Restoring peace to rape victims

As always, more than the perpetrator, it’s the hapless victim, who would be harried by hundreds of queries from people around. One could see these victims squirm, even striving to slink away from telly cameras, which sadly they can’t. Since paparazzi would be stalking them everywhere. If the TV channels are busy delving deeper into crime details to dish out sensational coverage, the reporters would be busy reeling out racy descriptions of the reprehensible act, committed by the rapist.

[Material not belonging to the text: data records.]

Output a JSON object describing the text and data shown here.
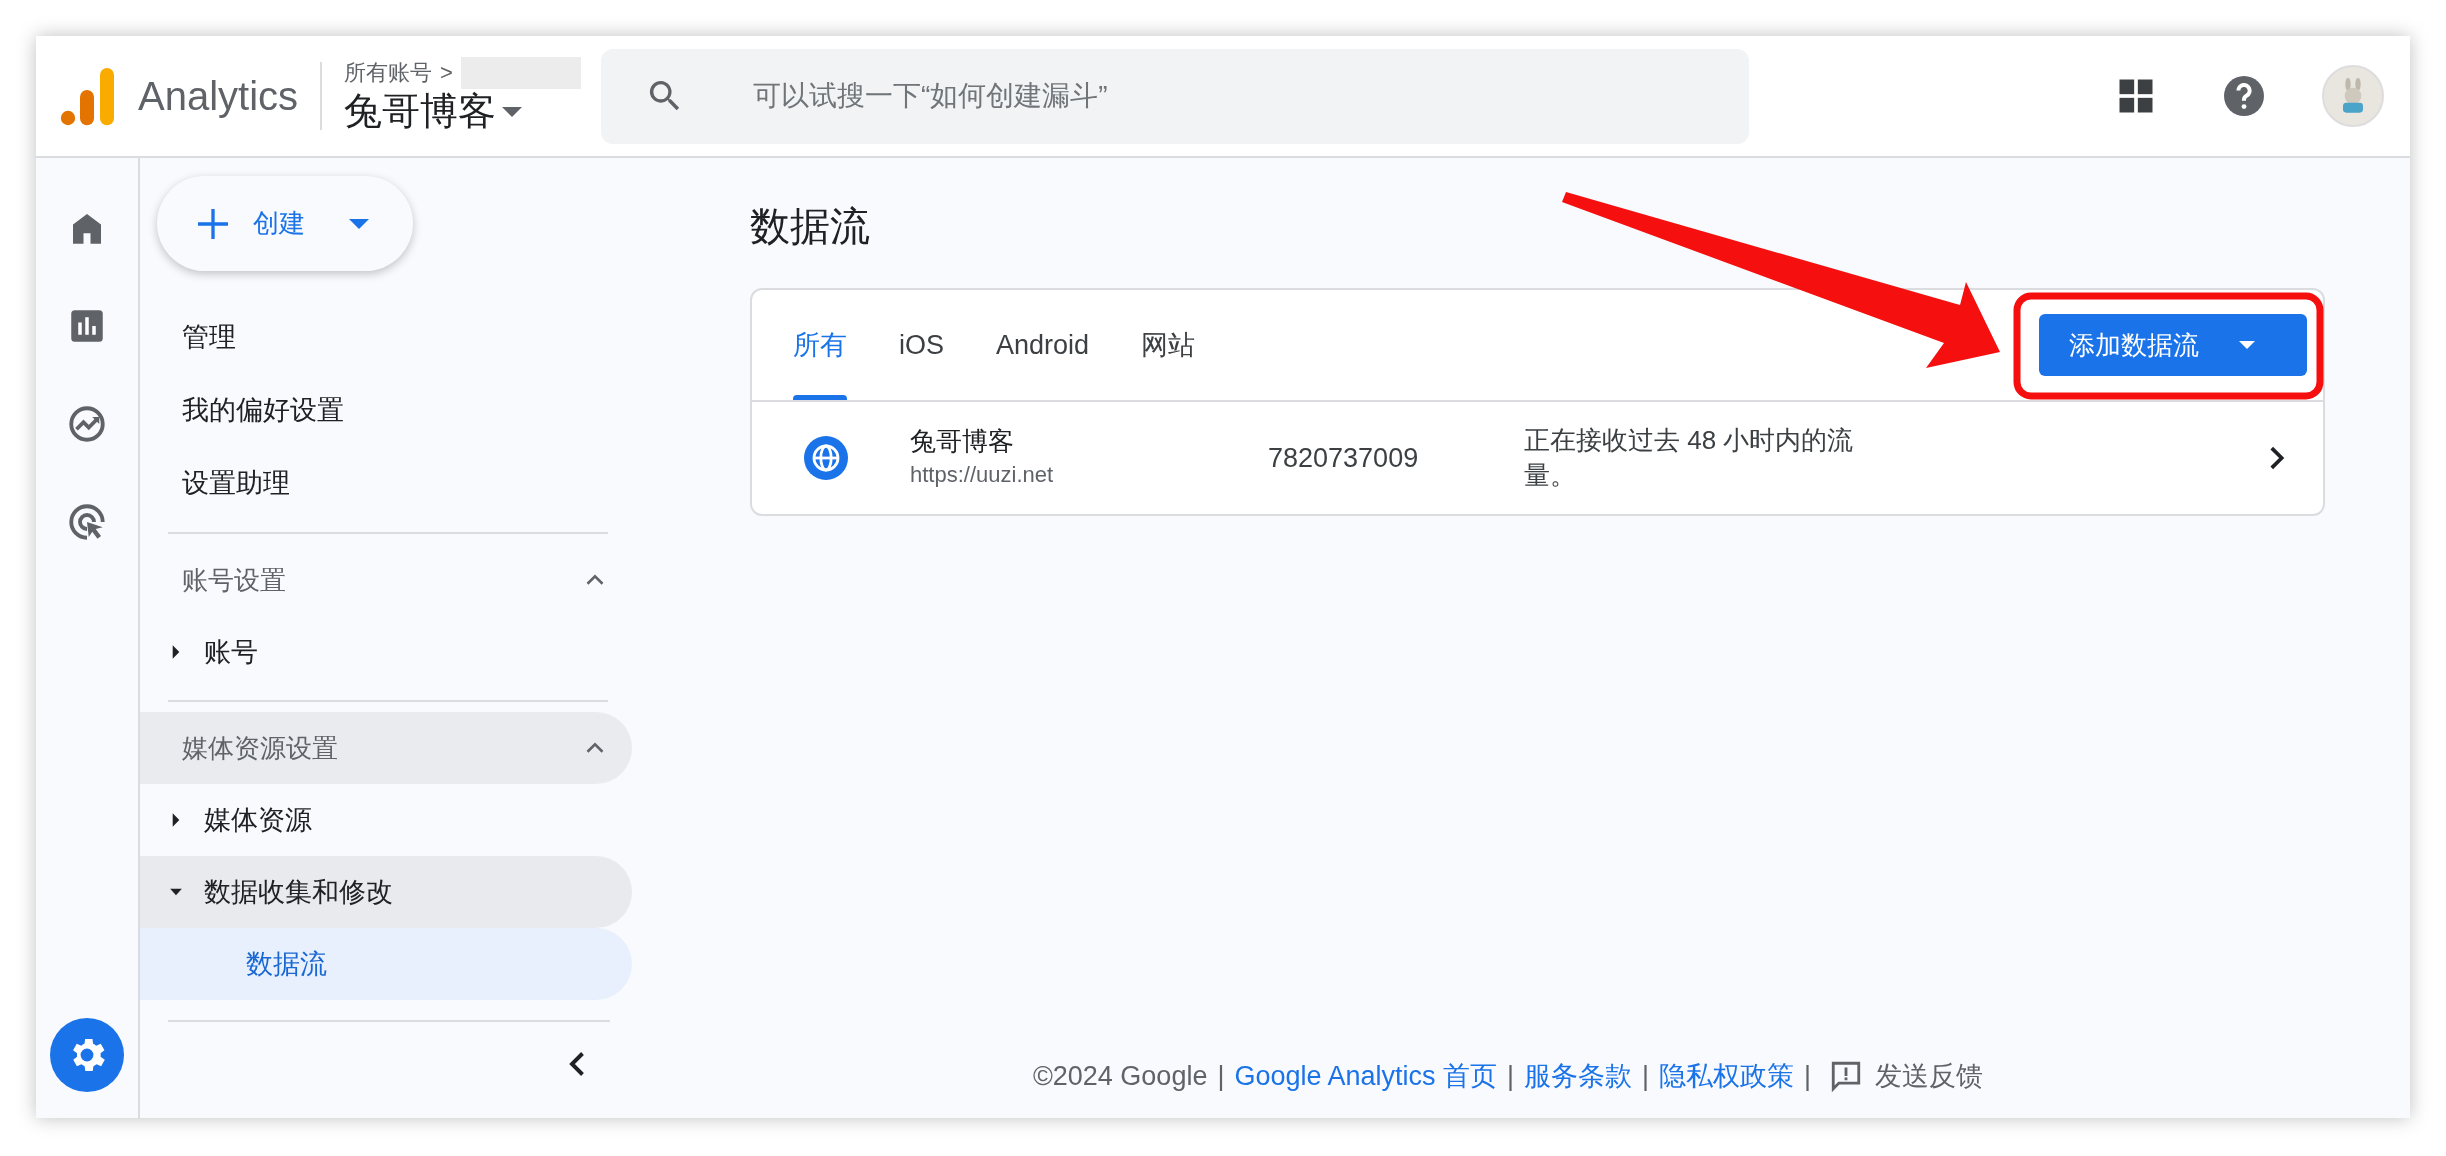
{
  "header": {
    "product": "Analytics",
    "breadcrumb": "所有账号",
    "breadcrumb_sep": ">",
    "account": "兔哥博客",
    "search_placeholder": "可以试搜一下“如何创建漏斗”"
  },
  "rail": [
    {
      "kind": "home",
      "selected": false
    },
    {
      "kind": "reports",
      "selected": false
    },
    {
      "kind": "explore",
      "selected": false
    },
    {
      "kind": "advertising",
      "selected": false
    },
    {
      "kind": "admin",
      "selected": true
    }
  ],
  "create_button": "创建",
  "menu": [
    {
      "label": "管理"
    },
    {
      "label": "我的偏好设置"
    },
    {
      "label": "设置助理"
    }
  ],
  "sections": [
    {
      "title": "账号设置",
      "expanded": true,
      "highlighted": false,
      "items": [
        {
          "label": "账号",
          "expanded": false,
          "highlighted": false
        }
      ]
    },
    {
      "title": "媒体资源设置",
      "expanded": true,
      "highlighted": true,
      "items": [
        {
          "label": "媒体资源",
          "expanded": false,
          "highlighted": false
        },
        {
          "label": "数据收集和修改",
          "expanded": true,
          "highlighted": true,
          "children": [
            {
              "label": "数据流",
              "selected": true
            }
          ]
        }
      ]
    }
  ],
  "page_title": "数据流",
  "tabs": [
    {
      "label": "所有",
      "selected": true
    },
    {
      "label": "iOS",
      "selected": false
    },
    {
      "label": "Android",
      "selected": false
    },
    {
      "label": "网站",
      "selected": false
    }
  ],
  "add_button": "添加数据流",
  "streams": [
    {
      "name": "兔哥博客",
      "url": "https://uuzi.net",
      "id": "7820737009",
      "status": "正在接收过去 48 小时内的流量。"
    }
  ],
  "footer": [
    {
      "kind": "text",
      "text": "©2024 Google"
    },
    {
      "kind": "separator",
      "text": "|"
    },
    {
      "kind": "link",
      "text": "Google Analytics 首页"
    },
    {
      "kind": "separator",
      "text": "|"
    },
    {
      "kind": "link",
      "text": "服务条款"
    },
    {
      "kind": "separator",
      "text": "|"
    },
    {
      "kind": "link",
      "text": "隐私权政策"
    },
    {
      "kind": "separator",
      "text": "|"
    },
    {
      "kind": "feedback",
      "text": "发送反馈"
    }
  ]
}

As if these aren’t enough, you find apostles of moral brigade, with their moral policing, launching into the character assassination of the victim, like it had happened in the case of that domestic help. Post-morteming her character, they had accused her of having clandestine and consensual relationship with the actor. Masala vendors too did their bit of adding juicy tidbits, thus having made the already ‘hot’ news more scorching and spicy.
Well, when we hear of rape incidents, do we ever stop to ponder on the victims’ predicament, and the turbulent moments, which they could have been experiencing?
Once, in a telly interview, a rape victim had confided, “More than the media, it’s mainly the people who interminably harass us. We are blitzed by a barrage of unsavoury questions from neighbours, the so-called friends and relatives. There is already a deep mental gash created by the grievous incident. These inquisitive grilling by people is like splashing salt on the searing wound. Why can’t people realise that all we need is some solitude and peace, when we are in that mentally-battered state.”

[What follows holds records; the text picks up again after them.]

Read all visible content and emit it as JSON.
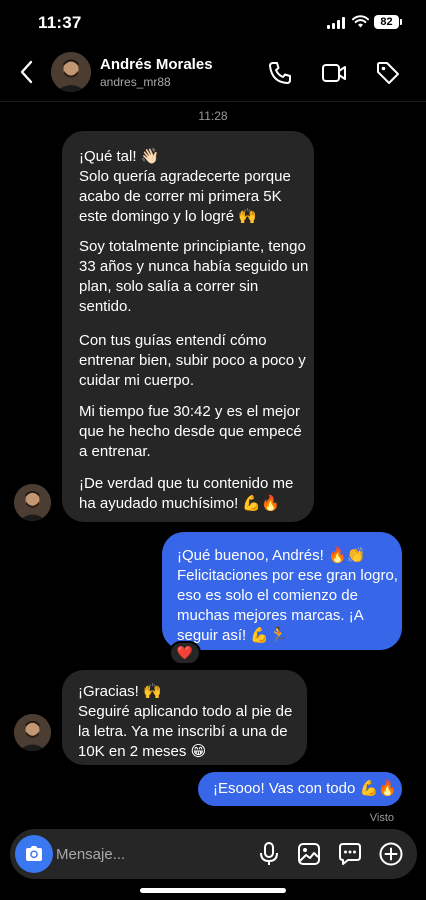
{
  "status_bar": {
    "time": "11:37",
    "battery": "82"
  },
  "header": {
    "name": "Andrés Morales",
    "username": "andres_mr88"
  },
  "conversation": {
    "timestamp": "11:28",
    "messages": [
      {
        "from": "them",
        "paragraphs": [
          "¡Qué tal! 👋🏻\nSolo quería agradecerte porque acabo de correr mi primera 5K este domingo y lo logré 🙌",
          "Soy totalmente principiante, tengo 33 años y nunca había seguido un plan, solo salía a correr sin sentido.",
          "Con tus guías entendí cómo entrenar bien, subir poco a poco y cuidar mi cuerpo.",
          "Mi tiempo fue 30:42 y es el mejor que he hecho desde que empecé a entrenar.",
          "¡De verdad que tu contenido me ha ayudado muchísimo! 💪🔥"
        ]
      },
      {
        "from": "me",
        "paragraphs": [
          "¡Qué buenoo, Andrés! 🔥👏\nFelicitaciones por ese gran logro, eso es solo el comienzo de muchas mejores marcas. ¡A seguir así! 💪🏃"
        ],
        "reaction": "❤️"
      },
      {
        "from": "them",
        "paragraphs": [
          "¡Gracias! 🙌\nSeguiré aplicando todo al pie de la letra. Ya me inscribí a una de 10K en 2 meses 😁"
        ]
      },
      {
        "from": "me",
        "paragraphs": [
          "¡Esooo! Vas con todo 💪🔥"
        ]
      }
    ],
    "seen_label": "Visto"
  },
  "composer": {
    "placeholder": "Mensaje..."
  },
  "icons": {
    "back": "chevron-left-icon",
    "call": "phone-icon",
    "video": "video-camera-icon",
    "tag": "tag-icon",
    "camera": "camera-icon",
    "mic": "microphone-icon",
    "gallery": "image-icon",
    "sticker": "chat-bubble-icon",
    "add": "plus-circle-icon"
  },
  "colors": {
    "outgoing_bubble": "#3766e8",
    "incoming_bubble": "#262626",
    "camera_button": "#3a78f2"
  }
}
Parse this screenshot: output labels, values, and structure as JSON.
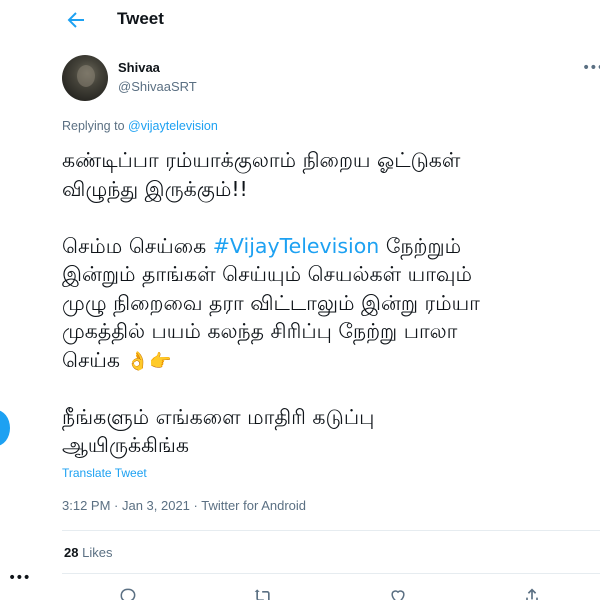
{
  "header": {
    "title": "Tweet",
    "back_icon": "arrow-left-icon",
    "accent": "#1da1f2"
  },
  "author": {
    "name": "Shivaa",
    "handle": "@ShivaaSRT"
  },
  "reply": {
    "prefix": "Replying to",
    "mention": "@vijaytelevision"
  },
  "tweet": {
    "line1": "கண்டிப்பா ரம்யாக்குலாம் நிறைய ஓட்டுகள்",
    "line2": "விழுந்து இருக்கும்!!",
    "line3_a": "செம்ம செய்கை",
    "hashtag": "#VijayTelevision",
    "line3_b": " நேற்றும்",
    "line4": "இன்றும் தாங்கள் செய்யும் செயல்கள் யாவும்",
    "line5": "முழு நிறைவை தரா விட்டாலும் இன்று ரம்யா",
    "line6": "முகத்தில் பயம் கலந்த சிரிப்பு நேற்று பாலா",
    "line7": "செய்க",
    "emoji1": "👌",
    "emoji2": "👉",
    "line8": "நீங்களும் எங்களை மாதிரி கடுப்பு",
    "line9": "ஆயிருக்கிங்க"
  },
  "translate_label": "Translate Tweet",
  "meta": "3:12 PM · Jan 3, 2021 · Twitter for Android",
  "stats": {
    "likes_count": "28",
    "likes_label": "Likes"
  },
  "icons": [
    "reply-icon",
    "retweet-icon",
    "like-icon",
    "share-icon",
    "more-icon"
  ]
}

She continued saying, “God forbid, if the rape victim gets murdered too by her rapist, then it’s her parents/husband who face the brunt — being torn between the haunting memories of deceased daughter/wife, and people’s incessant interrogations. The girl’s relatives may flit in and out, ostensibly expressing solidarity. But in reality, for many it’s just few fleeting moments of media attention.”

I remember a scintillating conversation that I had overheard between three women at an adjacent table, while seated in a swanky club, sometime back. The discussion revolved around a woman techie, who was raped and killed by her pick-up driver, a couple of years back.

“I shudder even to envisage the mental tumults the girl would have undergone during those grisly happenings” had uttered the first woman. “Why didn’t she deliver a hard kick on the vermin’s pelvis, to have pre-empted his prurient moves,” had piped in the other. “The entire murder plot looks like orchestrated by her relatives, who were against her marriage,” had interjected the third woman.

The conversation had gone on and on, as those ladies spoke with indefatigable gusto. I had wondered, if victim’s friends/relatives too were discussing on the same lines, what impact it would have had on the minds of the victim’s family members, hearing the altered versions?

But is this all that we can do? Scrutinise the sensational news through all conceivable angles, brush the story with resplendent hues, embroider and embellish further, even doctor few things here and there, and lastly, titivate it with tangy tidbits, before presenting it to people around?

Indeed, it’s high time we stopped being nosy-parkers, snooping and intruding on other people’s lives and their private matters. It’s time we stopped infringing on others’ personal space, trying to unearth matters pertaining to their personal tragedies. Finally, if we are true bona fide empathisers, it’s time we left those rape victims alone, granting them at least few moments of peace and solitude.